BEGIN
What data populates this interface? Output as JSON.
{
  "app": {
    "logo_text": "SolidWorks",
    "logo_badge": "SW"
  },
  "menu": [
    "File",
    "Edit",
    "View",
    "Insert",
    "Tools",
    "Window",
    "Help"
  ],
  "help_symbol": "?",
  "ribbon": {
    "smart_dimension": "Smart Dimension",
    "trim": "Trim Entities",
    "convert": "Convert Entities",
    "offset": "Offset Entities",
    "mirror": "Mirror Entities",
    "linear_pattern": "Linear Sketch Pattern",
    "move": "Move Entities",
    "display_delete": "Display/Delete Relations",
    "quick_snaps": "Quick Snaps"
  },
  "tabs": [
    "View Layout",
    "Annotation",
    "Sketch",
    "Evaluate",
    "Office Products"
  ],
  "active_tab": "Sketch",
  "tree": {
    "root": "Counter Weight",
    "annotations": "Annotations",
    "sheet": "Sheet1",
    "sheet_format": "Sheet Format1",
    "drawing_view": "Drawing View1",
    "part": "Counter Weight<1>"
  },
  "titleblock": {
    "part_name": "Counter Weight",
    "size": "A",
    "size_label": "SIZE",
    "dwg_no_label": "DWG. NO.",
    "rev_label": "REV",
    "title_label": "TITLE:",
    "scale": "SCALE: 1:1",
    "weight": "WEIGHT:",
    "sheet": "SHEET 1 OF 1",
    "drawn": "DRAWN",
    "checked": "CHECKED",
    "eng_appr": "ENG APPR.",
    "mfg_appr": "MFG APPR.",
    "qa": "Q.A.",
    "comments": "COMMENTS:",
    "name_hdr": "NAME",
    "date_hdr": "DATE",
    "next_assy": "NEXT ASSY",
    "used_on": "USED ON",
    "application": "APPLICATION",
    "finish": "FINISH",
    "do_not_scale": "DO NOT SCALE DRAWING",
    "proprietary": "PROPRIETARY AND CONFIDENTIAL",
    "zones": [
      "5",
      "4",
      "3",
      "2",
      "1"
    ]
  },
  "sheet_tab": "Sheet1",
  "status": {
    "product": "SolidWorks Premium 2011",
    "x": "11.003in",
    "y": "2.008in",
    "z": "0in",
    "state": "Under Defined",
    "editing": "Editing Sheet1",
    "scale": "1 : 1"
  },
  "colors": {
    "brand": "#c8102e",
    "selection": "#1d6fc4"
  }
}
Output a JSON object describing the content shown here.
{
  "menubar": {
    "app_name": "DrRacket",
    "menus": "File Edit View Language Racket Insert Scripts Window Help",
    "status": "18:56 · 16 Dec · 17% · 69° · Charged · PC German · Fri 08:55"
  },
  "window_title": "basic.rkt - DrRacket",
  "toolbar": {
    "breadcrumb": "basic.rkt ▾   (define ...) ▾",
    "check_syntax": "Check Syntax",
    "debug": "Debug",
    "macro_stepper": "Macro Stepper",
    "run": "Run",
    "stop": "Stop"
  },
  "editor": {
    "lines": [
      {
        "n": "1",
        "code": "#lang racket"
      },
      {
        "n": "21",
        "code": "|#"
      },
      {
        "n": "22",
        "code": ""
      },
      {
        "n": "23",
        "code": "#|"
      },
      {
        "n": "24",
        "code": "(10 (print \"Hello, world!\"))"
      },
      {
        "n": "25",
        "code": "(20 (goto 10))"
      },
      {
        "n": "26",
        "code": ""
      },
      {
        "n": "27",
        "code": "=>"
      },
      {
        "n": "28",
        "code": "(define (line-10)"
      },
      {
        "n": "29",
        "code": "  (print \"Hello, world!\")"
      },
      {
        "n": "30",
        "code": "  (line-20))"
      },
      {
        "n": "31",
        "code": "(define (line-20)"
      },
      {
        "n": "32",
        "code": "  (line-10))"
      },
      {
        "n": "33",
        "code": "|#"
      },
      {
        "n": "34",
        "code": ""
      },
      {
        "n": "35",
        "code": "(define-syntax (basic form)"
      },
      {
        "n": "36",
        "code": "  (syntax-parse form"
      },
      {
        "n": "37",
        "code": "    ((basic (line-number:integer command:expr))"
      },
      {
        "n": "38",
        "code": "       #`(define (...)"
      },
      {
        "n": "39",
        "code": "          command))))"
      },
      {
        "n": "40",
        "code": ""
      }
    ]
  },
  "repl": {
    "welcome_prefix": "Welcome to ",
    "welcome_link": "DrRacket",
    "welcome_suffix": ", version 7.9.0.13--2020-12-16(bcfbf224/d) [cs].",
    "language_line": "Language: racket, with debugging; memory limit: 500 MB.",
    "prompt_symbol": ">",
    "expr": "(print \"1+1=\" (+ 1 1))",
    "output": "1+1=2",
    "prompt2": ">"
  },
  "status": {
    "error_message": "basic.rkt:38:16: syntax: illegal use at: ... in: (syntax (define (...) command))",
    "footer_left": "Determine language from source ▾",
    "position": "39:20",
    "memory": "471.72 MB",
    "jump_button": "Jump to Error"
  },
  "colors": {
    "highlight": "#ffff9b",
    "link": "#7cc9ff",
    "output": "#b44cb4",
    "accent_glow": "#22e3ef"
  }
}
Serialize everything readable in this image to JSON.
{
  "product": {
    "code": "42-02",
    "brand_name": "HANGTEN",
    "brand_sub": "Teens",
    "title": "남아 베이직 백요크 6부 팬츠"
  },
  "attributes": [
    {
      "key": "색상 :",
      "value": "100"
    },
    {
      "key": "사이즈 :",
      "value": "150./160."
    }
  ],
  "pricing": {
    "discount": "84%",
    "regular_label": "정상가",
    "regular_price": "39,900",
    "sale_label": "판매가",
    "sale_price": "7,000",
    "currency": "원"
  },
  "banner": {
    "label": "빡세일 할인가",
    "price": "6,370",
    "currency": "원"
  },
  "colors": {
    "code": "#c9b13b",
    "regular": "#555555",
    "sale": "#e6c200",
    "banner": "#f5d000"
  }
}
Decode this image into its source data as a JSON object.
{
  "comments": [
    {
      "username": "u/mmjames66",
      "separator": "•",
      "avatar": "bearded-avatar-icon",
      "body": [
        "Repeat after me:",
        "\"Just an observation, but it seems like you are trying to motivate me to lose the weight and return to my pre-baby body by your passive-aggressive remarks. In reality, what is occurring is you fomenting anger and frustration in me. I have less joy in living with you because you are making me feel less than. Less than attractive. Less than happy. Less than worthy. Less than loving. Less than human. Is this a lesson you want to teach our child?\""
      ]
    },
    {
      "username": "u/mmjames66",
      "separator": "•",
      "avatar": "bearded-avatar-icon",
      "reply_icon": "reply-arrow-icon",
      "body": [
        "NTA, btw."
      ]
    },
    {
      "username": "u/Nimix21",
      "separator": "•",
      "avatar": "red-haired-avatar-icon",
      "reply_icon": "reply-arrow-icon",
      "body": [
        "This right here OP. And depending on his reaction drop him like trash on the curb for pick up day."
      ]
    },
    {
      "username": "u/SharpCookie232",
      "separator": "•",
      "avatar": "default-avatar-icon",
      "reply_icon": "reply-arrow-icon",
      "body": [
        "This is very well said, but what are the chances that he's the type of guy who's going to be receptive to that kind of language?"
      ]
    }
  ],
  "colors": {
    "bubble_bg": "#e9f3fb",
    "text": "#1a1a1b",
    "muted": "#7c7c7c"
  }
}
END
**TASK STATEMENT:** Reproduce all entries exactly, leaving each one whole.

**SOLUTION:**
What data populates this interface? Output as JSON.
{
  "app": {
    "logo_text": "SolidWorks",
    "logo_badge": "SW"
  },
  "menu": [
    "File",
    "Edit",
    "View",
    "Insert",
    "Tools",
    "Window",
    "Help"
  ],
  "help_symbol": "?",
  "ribbon": {
    "smart_dimension": "Smart Dimension",
    "trim": "Trim Entities",
    "convert": "Convert Entities",
    "offset": "Offset Entities",
    "mirror": "Mirror Entities",
    "linear_pattern": "Linear Sketch Pattern",
    "move": "Move Entities",
    "display_delete": "Display/Delete Relations",
    "quick_snaps": "Quick Snaps"
  },
  "tabs": [
    "View Layout",
    "Annotation",
    "Sketch",
    "Evaluate",
    "Office Products"
  ],
  "active_tab": "Sketch",
  "tree": {
    "root": "Counter Weight",
    "annotations": "Annotations",
    "sheet": "Sheet1",
    "sheet_format": "Sheet Format1",
    "drawing_view": "Drawing View1",
    "part": "Counter Weight<1>"
  },
  "titleblock": {
    "part_name": "Counter Weight",
    "size": "A",
    "size_label": "SIZE",
    "dwg_no_label": "DWG. NO.",
    "rev_label": "REV",
    "title_label": "TITLE:",
    "scale": "SCALE: 1:1",
    "weight": "WEIGHT:",
    "sheet": "SHEET 1 OF 1",
    "drawn": "DRAWN",
    "checked": "CHECKED",
    "eng_appr": "ENG APPR.",
    "mfg_appr": "MFG APPR.",
    "qa": "Q.A.",
    "comments": "COMMENTS:",
    "name_hdr": "NAME",
    "date_hdr": "DATE",
    "next_assy": "NEXT ASSY",
    "used_on": "USED ON",
    "application": "APPLICATION",
    "finish": "FINISH",
    "do_not_scale": "DO NOT SCALE DRAWING",
    "proprietary": "PROPRIETARY AND CONFIDENTIAL",
    "zones": [
      "5",
      "4",
      "3",
      "2",
      "1"
    ]
  },
  "sheet_tab": "Sheet1",
  "status": {
    "product": "SolidWorks Premium 2011",
    "x": "11.003in",
    "y": "2.008in",
    "z": "0in",
    "state": "Under Defined",
    "editing": "Editing Sheet1",
    "scale": "1 : 1"
  },
  "colors": {
    "brand": "#c8102e",
    "selection": "#1d6fc4"
  }
}
Output a JSON object describing the content shown here.
{
  "menubar": {
    "app_name": "DrRacket",
    "menus": "File Edit View Language Racket Insert Scripts Window Help",
    "status": "18:56 · 16 Dec · 17% · 69° · Charged · PC German · Fri 08:55"
  },
  "window_title": "basic.rkt - DrRacket",
  "toolbar": {
    "breadcrumb": "basic.rkt ▾   (define ...) ▾",
    "check_syntax": "Check Syntax",
    "debug": "Debug",
    "macro_stepper": "Macro Stepper",
    "run": "Run",
    "stop": "Stop"
  },
  "editor": {
    "lines": [
      {
        "n": "1",
        "code": "#lang racket"
      },
      {
        "n": "21",
        "code": "|#"
      },
      {
        "n": "22",
        "code": ""
      },
      {
        "n": "23",
        "code": "#|"
      },
      {
        "n": "24",
        "code": "(10 (print \"Hello, world!\"))"
      },
      {
        "n": "25",
        "code": "(20 (goto 10))"
      },
      {
        "n": "26",
        "code": ""
      },
      {
        "n": "27",
        "code": "=>"
      },
      {
        "n": "28",
        "code": "(define (line-10)"
      },
      {
        "n": "29",
        "code": "  (print \"Hello, world!\")"
      },
      {
        "n": "30",
        "code": "  (line-20))"
      },
      {
        "n": "31",
        "code": "(define (line-20)"
      },
      {
        "n": "32",
        "code": "  (line-10))"
      },
      {
        "n": "33",
        "code": "|#"
      },
      {
        "n": "34",
        "code": ""
      },
      {
        "n": "35",
        "code": "(define-syntax (basic form)"
      },
      {
        "n": "36",
        "code": "  (syntax-parse form"
      },
      {
        "n": "37",
        "code": "    ((basic (line-number:integer command:expr))"
      },
      {
        "n": "38",
        "code": "       #`(define (...)"
      },
      {
        "n": "39",
        "code": "          command))))"
      },
      {
        "n": "40",
        "code": ""
      }
    ]
  },
  "repl": {
    "welcome_prefix": "Welcome to ",
    "welcome_link": "DrRacket",
    "welcome_suffix": ", version 7.9.0.13--2020-12-16(bcfbf224/d) [cs].",
    "language_line": "Language: racket, with debugging; memory limit: 500 MB.",
    "prompt_symbol": ">",
    "expr": "(print \"1+1=\" (+ 1 1))",
    "output": "1+1=2",
    "prompt2": ">"
  },
  "status": {
    "error_message": "basic.rkt:38:16: syntax: illegal use at: ... in: (syntax (define (...) command))",
    "footer_left": "Determine language from source ▾",
    "position": "39:20",
    "memory": "471.72 MB",
    "jump_button": "Jump to Error"
  },
  "colors": {
    "highlight": "#ffff9b",
    "link": "#7cc9ff",
    "output": "#b44cb4",
    "accent_glow": "#22e3ef"
  }
}
Serialize everything readable in this image to JSON.
{
  "product": {
    "code": "42-02",
    "brand_name": "HANGTEN",
    "brand_sub": "Teens",
    "title": "남아 베이직 백요크 6부 팬츠"
  },
  "attributes": [
    {
      "key": "색상 :",
      "value": "100"
    },
    {
      "key": "사이즈 :",
      "value": "150./160."
    }
  ],
  "pricing": {
    "discount": "84%",
    "regular_label": "정상가",
    "regular_price": "39,900",
    "sale_label": "판매가",
    "sale_price": "7,000",
    "currency": "원"
  },
  "banner": {
    "label": "빡세일 할인가",
    "price": "6,370",
    "currency": "원"
  },
  "colors": {
    "code": "#c9b13b",
    "regular": "#555555",
    "sale": "#e6c200",
    "banner": "#f5d000"
  }
}
Decode this image into its source data as a JSON object.
{
  "comments": [
    {
      "username": "u/mmjames66",
      "separator": "•",
      "avatar": "bearded-avatar-icon",
      "body": [
        "Repeat after me:",
        "\"Just an observation, but it seems like you are trying to motivate me to lose the weight and return to my pre-baby body by your passive-aggressive remarks. In reality, what is occurring is you fomenting anger and frustration in me. I have less joy in living with you because you are making me feel less than. Less than attractive. Less than happy. Less than worthy. Less than loving. Less than human. Is this a lesson you want to teach our child?\""
      ]
    },
    {
      "username": "u/mmjames66",
      "separator": "•",
      "avatar": "bearded-avatar-icon",
      "reply_icon": "reply-arrow-icon",
      "body": [
        "NTA, btw."
      ]
    },
    {
      "username": "u/Nimix21",
      "separator": "•",
      "avatar": "red-haired-avatar-icon",
      "reply_icon": "reply-arrow-icon",
      "body": [
        "This right here OP. And depending on his reaction drop him like trash on the curb for pick up day."
      ]
    },
    {
      "username": "u/SharpCookie232",
      "separator": "•",
      "avatar": "default-avatar-icon",
      "reply_icon": "reply-arrow-icon",
      "body": [
        "This is very well said, but what are the chances that he's the type of guy who's going to be receptive to that kind of language?"
      ]
    }
  ],
  "colors": {
    "bubble_bg": "#e9f3fb",
    "text": "#1a1a1b",
    "muted": "#7c7c7c"
  }
}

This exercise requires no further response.